Assigned task - Exactly reproduce each record listed below.

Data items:

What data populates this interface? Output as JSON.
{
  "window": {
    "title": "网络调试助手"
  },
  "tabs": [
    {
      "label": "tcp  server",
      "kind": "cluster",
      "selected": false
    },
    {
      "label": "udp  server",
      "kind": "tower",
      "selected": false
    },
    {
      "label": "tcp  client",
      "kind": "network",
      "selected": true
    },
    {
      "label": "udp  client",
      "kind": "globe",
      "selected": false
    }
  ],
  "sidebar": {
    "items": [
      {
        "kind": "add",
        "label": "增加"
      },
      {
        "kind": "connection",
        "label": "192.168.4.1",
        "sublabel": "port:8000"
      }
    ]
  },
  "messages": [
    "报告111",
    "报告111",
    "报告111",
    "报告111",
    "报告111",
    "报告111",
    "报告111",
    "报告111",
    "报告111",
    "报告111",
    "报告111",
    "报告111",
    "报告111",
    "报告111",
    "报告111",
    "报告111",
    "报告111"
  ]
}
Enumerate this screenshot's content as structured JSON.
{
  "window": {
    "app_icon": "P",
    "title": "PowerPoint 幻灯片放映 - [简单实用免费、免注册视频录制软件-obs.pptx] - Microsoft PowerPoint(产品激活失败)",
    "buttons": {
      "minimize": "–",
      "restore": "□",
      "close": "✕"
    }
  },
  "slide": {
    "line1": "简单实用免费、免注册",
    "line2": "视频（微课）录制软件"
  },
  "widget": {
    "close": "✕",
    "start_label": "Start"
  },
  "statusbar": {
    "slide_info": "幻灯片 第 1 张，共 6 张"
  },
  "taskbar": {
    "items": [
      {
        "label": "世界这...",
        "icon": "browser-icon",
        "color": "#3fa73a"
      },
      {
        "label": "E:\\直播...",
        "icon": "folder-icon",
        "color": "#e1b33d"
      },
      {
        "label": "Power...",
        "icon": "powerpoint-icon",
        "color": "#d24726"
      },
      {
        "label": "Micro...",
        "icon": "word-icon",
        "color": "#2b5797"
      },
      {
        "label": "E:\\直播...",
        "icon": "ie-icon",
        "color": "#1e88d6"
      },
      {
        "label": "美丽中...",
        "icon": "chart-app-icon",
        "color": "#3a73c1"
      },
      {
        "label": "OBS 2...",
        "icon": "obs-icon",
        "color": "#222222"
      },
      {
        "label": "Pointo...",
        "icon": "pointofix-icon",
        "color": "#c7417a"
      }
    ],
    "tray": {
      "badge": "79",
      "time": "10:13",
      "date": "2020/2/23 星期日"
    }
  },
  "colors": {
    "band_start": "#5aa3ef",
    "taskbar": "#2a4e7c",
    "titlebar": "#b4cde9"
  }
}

Answer box -
What data populates this interface? Output as JSON.
{
  "window": {
    "title": "网络调试助手"
  },
  "tabs": [
    {
      "label": "tcp  server",
      "kind": "cluster",
      "selected": false
    },
    {
      "label": "udp  server",
      "kind": "tower",
      "selected": false
    },
    {
      "label": "tcp  client",
      "kind": "network",
      "selected": true
    },
    {
      "label": "udp  client",
      "kind": "globe",
      "selected": false
    }
  ],
  "sidebar": {
    "items": [
      {
        "kind": "add",
        "label": "增加"
      },
      {
        "kind": "connection",
        "label": "192.168.4.1",
        "sublabel": "port:8000"
      }
    ]
  },
  "messages": [
    "报告111",
    "报告111",
    "报告111",
    "报告111",
    "报告111",
    "报告111",
    "报告111",
    "报告111",
    "报告111",
    "报告111",
    "报告111",
    "报告111",
    "报告111",
    "报告111",
    "报告111",
    "报告111",
    "报告111"
  ]
}
Enumerate this screenshot's content as structured JSON.
{
  "window": {
    "app_icon": "P",
    "title": "PowerPoint 幻灯片放映 - [简单实用免费、免注册视频录制软件-obs.pptx] - Microsoft PowerPoint(产品激活失败)",
    "buttons": {
      "minimize": "–",
      "restore": "□",
      "close": "✕"
    }
  },
  "slide": {
    "line1": "简单实用免费、免注册",
    "line2": "视频（微课）录制软件"
  },
  "widget": {
    "close": "✕",
    "start_label": "Start"
  },
  "statusbar": {
    "slide_info": "幻灯片 第 1 张，共 6 张"
  },
  "taskbar": {
    "items": [
      {
        "label": "世界这...",
        "icon": "browser-icon",
        "color": "#3fa73a"
      },
      {
        "label": "E:\\直播...",
        "icon": "folder-icon",
        "color": "#e1b33d"
      },
      {
        "label": "Power...",
        "icon": "powerpoint-icon",
        "color": "#d24726"
      },
      {
        "label": "Micro...",
        "icon": "word-icon",
        "color": "#2b5797"
      },
      {
        "label": "E:\\直播...",
        "icon": "ie-icon",
        "color": "#1e88d6"
      },
      {
        "label": "美丽中...",
        "icon": "chart-app-icon",
        "color": "#3a73c1"
      },
      {
        "label": "OBS 2...",
        "icon": "obs-icon",
        "color": "#222222"
      },
      {
        "label": "Pointo...",
        "icon": "pointofix-icon",
        "color": "#c7417a"
      }
    ],
    "tray": {
      "badge": "79",
      "time": "10:13",
      "date": "2020/2/23 星期日"
    }
  },
  "colors": {
    "band_start": "#5aa3ef",
    "taskbar": "#2a4e7c",
    "titlebar": "#b4cde9"
  }
}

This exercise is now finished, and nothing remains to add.